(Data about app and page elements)
######
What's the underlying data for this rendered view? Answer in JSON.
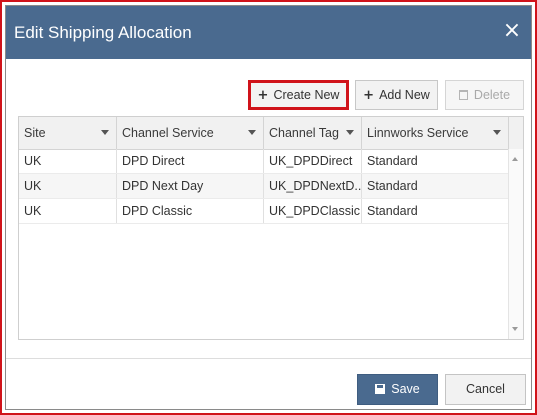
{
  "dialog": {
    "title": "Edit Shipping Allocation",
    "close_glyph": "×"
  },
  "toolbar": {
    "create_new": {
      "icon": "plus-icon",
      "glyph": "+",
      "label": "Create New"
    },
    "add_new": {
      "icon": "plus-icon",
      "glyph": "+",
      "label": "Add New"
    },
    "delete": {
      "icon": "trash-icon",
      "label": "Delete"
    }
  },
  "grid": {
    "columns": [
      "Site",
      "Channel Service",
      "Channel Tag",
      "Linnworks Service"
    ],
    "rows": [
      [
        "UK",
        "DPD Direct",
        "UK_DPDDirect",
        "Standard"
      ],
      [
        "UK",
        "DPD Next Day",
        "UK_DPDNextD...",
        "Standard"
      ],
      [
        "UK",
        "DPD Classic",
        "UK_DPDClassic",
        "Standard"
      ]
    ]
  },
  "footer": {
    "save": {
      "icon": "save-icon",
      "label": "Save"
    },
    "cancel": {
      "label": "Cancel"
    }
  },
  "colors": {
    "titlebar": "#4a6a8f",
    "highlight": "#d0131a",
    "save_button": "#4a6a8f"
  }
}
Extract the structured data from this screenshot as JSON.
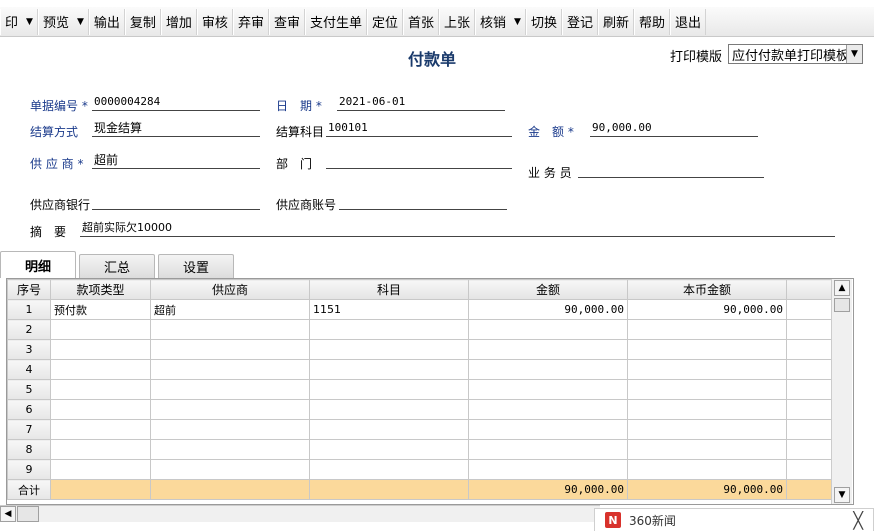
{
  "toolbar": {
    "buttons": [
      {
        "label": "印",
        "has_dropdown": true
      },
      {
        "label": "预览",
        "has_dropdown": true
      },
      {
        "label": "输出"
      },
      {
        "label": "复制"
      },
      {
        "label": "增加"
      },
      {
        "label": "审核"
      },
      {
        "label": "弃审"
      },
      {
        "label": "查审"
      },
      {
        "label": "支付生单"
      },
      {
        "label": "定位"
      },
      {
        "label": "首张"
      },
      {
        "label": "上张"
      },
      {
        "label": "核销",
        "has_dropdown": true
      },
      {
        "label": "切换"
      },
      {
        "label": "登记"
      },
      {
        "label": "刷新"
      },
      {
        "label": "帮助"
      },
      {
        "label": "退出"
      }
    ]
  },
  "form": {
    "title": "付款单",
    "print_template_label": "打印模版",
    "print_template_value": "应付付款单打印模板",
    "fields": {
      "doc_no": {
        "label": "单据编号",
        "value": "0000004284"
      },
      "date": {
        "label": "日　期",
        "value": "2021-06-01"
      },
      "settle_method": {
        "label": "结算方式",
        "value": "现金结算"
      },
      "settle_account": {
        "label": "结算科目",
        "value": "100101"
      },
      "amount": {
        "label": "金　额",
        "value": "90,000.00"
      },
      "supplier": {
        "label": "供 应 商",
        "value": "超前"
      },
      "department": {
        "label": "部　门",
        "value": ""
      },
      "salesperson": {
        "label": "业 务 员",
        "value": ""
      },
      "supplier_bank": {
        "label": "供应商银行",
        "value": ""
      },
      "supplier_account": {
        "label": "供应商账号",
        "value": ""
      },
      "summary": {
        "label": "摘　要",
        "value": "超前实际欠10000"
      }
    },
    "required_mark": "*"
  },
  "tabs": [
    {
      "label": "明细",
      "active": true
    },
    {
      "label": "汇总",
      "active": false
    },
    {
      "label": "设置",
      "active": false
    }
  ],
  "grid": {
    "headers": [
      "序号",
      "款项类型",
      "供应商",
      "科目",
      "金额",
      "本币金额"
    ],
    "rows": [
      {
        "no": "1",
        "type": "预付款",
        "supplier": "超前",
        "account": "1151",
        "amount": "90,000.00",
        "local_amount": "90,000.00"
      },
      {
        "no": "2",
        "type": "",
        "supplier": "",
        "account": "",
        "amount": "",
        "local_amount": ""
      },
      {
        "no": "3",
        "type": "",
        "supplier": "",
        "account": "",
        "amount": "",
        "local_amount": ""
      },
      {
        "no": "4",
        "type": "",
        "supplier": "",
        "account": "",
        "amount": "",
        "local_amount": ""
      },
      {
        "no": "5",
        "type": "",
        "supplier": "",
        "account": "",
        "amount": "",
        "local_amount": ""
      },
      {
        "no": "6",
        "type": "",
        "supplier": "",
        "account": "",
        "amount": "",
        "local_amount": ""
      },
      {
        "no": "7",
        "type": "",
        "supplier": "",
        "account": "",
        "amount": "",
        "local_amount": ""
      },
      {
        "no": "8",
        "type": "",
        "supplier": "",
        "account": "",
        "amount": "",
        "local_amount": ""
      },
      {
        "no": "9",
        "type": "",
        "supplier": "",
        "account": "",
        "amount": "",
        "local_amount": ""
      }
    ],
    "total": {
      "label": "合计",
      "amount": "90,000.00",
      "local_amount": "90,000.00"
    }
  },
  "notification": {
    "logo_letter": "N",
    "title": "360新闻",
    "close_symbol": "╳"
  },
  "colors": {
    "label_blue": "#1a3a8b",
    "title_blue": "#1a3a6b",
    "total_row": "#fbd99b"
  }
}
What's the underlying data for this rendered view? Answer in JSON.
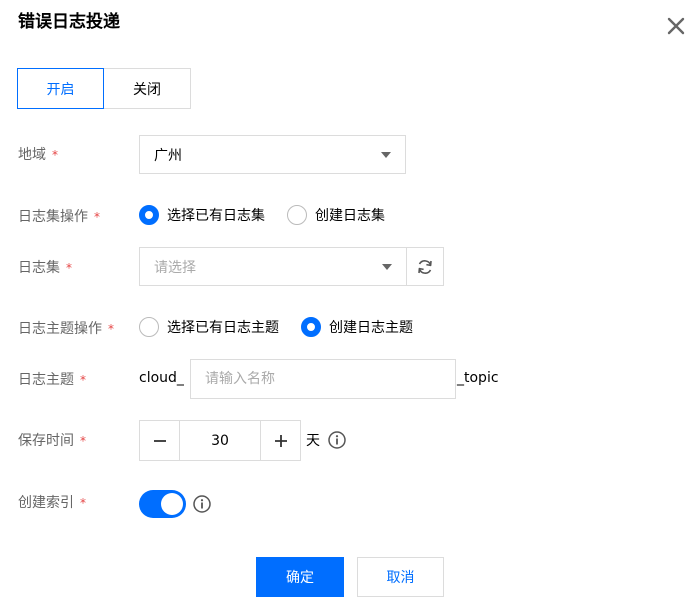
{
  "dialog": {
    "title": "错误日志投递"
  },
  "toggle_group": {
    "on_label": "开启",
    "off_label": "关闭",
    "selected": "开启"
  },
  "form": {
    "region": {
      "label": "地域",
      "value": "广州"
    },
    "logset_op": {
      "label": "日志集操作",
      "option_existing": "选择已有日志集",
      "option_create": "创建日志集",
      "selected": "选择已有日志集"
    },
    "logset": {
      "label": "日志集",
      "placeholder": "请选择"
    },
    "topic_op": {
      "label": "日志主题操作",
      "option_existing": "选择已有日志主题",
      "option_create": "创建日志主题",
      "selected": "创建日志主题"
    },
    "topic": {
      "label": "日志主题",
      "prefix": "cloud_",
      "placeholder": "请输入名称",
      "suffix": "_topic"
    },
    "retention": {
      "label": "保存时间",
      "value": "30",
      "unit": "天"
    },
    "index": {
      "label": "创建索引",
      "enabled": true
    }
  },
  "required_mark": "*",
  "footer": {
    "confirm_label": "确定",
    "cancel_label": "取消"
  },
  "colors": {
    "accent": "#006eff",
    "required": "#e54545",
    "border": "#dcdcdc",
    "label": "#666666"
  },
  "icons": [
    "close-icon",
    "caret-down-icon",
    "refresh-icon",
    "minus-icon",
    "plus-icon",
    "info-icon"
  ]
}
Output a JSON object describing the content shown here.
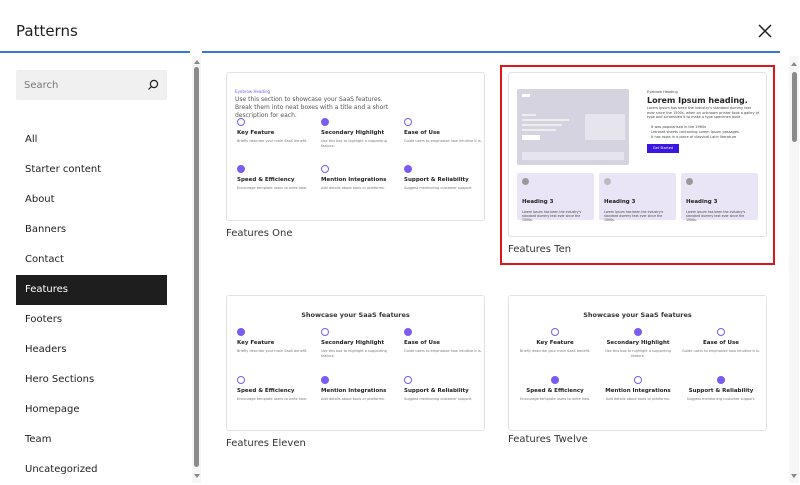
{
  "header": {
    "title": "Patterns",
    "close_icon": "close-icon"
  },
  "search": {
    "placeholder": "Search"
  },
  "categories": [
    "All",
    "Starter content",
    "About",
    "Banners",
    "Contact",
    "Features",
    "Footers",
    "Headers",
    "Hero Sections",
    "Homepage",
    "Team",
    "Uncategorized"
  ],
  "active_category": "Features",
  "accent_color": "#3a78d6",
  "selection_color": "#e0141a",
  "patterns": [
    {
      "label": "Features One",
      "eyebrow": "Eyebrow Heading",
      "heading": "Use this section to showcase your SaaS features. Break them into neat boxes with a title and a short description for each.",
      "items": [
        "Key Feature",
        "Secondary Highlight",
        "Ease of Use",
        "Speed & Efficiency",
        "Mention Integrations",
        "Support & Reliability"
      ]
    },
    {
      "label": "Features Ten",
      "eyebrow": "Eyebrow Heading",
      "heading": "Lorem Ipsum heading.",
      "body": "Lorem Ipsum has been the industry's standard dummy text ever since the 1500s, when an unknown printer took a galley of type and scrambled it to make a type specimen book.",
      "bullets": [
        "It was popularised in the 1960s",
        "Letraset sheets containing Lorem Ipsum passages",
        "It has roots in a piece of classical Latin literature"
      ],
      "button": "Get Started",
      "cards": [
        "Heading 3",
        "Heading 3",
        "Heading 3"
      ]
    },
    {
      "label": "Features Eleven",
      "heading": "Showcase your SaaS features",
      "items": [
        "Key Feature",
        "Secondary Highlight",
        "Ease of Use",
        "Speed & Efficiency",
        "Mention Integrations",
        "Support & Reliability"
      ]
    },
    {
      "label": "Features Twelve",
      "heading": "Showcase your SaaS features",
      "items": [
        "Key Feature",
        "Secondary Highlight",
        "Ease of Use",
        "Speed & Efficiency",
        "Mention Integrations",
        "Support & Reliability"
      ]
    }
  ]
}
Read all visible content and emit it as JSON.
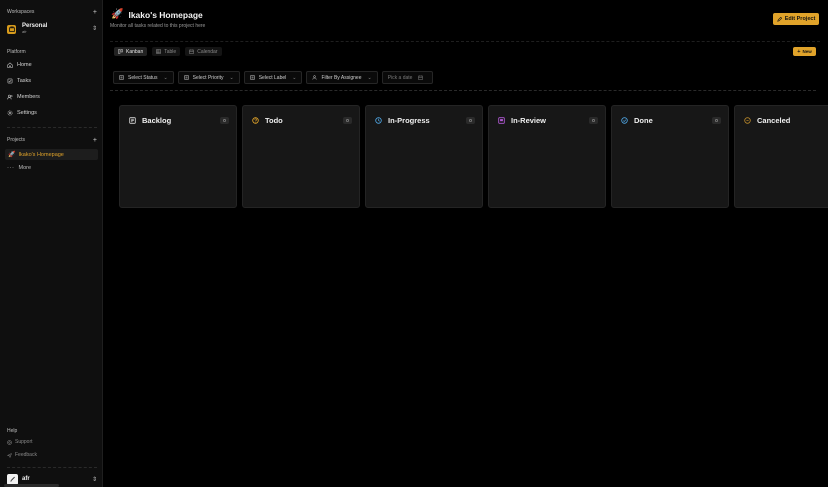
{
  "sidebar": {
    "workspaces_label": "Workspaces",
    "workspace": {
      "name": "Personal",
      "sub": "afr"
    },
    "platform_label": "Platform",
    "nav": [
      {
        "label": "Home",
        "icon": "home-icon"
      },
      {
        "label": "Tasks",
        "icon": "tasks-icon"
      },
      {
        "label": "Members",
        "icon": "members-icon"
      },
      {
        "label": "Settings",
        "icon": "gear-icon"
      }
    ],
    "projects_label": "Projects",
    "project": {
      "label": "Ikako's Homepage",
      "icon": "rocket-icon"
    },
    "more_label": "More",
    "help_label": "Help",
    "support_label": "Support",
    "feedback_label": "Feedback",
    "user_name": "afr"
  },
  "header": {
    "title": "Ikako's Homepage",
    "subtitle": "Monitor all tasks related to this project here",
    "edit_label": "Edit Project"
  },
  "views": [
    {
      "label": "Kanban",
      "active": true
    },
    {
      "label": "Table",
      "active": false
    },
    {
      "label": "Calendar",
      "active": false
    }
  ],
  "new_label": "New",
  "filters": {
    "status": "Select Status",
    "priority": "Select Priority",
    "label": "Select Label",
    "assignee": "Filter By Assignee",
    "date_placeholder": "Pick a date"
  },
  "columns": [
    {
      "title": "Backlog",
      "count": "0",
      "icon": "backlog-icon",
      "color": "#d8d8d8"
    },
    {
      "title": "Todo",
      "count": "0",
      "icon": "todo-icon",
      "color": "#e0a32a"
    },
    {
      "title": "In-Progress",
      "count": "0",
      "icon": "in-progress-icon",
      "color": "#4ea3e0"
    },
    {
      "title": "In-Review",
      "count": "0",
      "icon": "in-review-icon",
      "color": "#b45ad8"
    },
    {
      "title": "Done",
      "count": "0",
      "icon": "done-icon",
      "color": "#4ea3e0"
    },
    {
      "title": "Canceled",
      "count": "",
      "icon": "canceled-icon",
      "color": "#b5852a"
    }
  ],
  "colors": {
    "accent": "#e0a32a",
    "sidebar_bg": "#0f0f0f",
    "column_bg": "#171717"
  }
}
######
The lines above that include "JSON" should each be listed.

• _EXPECTED ANSWER_
What's the underlying data for this rendered view? Answer in JSON.
Extract the structured data from this screenshot as JSON.
What's the underlying data for this rendered view? Answer in JSON.
Output a JSON object describing the content shown here.
Read all visible content and emit it as JSON.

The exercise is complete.